“Why has slamming a ball with a racquet become so obsessive a pleasure for so many of us?” mused cultural critique, Nat Hentoff. “It seems clear to me that a primary attraction of the sport is the opportunity it gives to release aggression physically without being arrested for felonious assault.”
Originating from a 12th-century handball game in France, tennis is one of the most popular sports in the world. Since the 1970s, when the games began to be televised, tennis gained millions more fans and players, cementing its widespread prevalence. Thanks to a millennial interest, tennis recently enjoyed another bout of boom. In the United States alone, tennis participation reached 18 million.
For both fans and players, tennis is more than just exercise: It’s a passionate lifestyle.

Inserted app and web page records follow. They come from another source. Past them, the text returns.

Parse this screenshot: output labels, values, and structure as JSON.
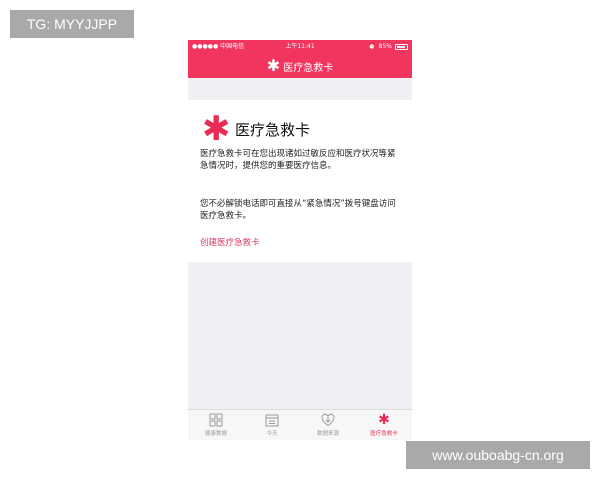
{
  "watermarks": {
    "top_left": "TG: MYYJJPP",
    "bottom_right": "www.ouboabg-cn.org"
  },
  "status_bar": {
    "carrier": "●●●●● 中国电信",
    "time": "上午11:41",
    "battery": "85%",
    "battery_level": 0.85
  },
  "nav": {
    "icon": "asterisk-icon",
    "title": "医疗急救卡"
  },
  "card": {
    "icon": "medical-asterisk-icon",
    "title": "医疗急救卡",
    "paragraph1": "医疗急救卡可在您出现诸如过敏反应和医疗状况等紧急情况时，提供您的重要医疗信息。",
    "paragraph2": "您不必解锁电话即可直接从“紧急情况”拨号键盘访问医疗急救卡。",
    "create_link": "创建医疗急救卡"
  },
  "tabs": [
    {
      "label": "健康数据",
      "icon": "grid-icon",
      "active": false
    },
    {
      "label": "今天",
      "icon": "calendar-icon",
      "active": false
    },
    {
      "label": "数据来源",
      "icon": "download-heart-icon",
      "active": false
    },
    {
      "label": "医疗急救卡",
      "icon": "medical-asterisk-icon",
      "active": true
    }
  ],
  "colors": {
    "accent": "#f2355e",
    "background": "#efeff4",
    "inactive_tab": "#9a9a9a"
  }
}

However, are the technological developments keeping up with the continuous growth of tennis and its lovers?
A Bid to Win: Digitizing a Medieval Game
According to Andreas Munk, CEO and Founder of eTennis, a platform that offers a digital architecture to optimize racquet sports facilities, there are some fundamental inefficiencies in traditional tennis practices.
“People who play tennis are a particularly passionate crowd,” says Munk. “They can’t wait to get to the court, but they have to register at the reception, and possibly wait in the queue until they can play. This takes a lot away from that enthusiasm and dampens the experience.”
However, Munk believes the issues that strain the joy of tennis can be overcome with digitization. His platform, eTennis, is an all-in-one digital platform to manage a tennis club, eases many of the hassles that both club owners and players might experience such as this one.
After eTennis enables a secure entrance to members using the mobile phone, the players might proceed to their courts — booked in advance with the same app. Rather than turning up at the court and hope for a free spot, they can plan their games more efficiently, schedule matches with other members, and even arrange tournaments. For those keen on upping the game, they can book extra sessions or time with a trainer, while also processing all the payments via eTennis. Tapping into mobile access, tennis players no longer need to hand over physical keys nor can they lose or forget them.
Likewise, if the facilities have staff and receptionists, the app empowers them to improve overall service and customer satisfaction, instead of admin, answering phone calls, and facilitating entrance. Team captains and tennis trainers can also be on top of everything, as they’re able to see the availability of their team members or trainees.
Optimizing Resources for Players and Owners
“Certain sports facilities like tennis and squash courts, or golf courses require a large amount of space,” Munk says. “It can be expensive and a lot of administrative burden to maintain these clubs, which are often funded by their members.”
Hence, an app that allows the most efficient use of courts by renting them out as much as possible is a business investment with high returns.
“The reduced hassle and admin make the lives easier for both players and facility managers. It also makes the business more profitable,” adds Munk.
A tennis player, who has been playing tennis for number of years, echoes Munk. “If you prepare and get into the mood for playing tennis, and if there are no courts available at your club, it can be disappointing. Being able to book my spot in advance through the app and combined with the extended operation hours, and ease of access makes my passion even more fulfilling,” he says.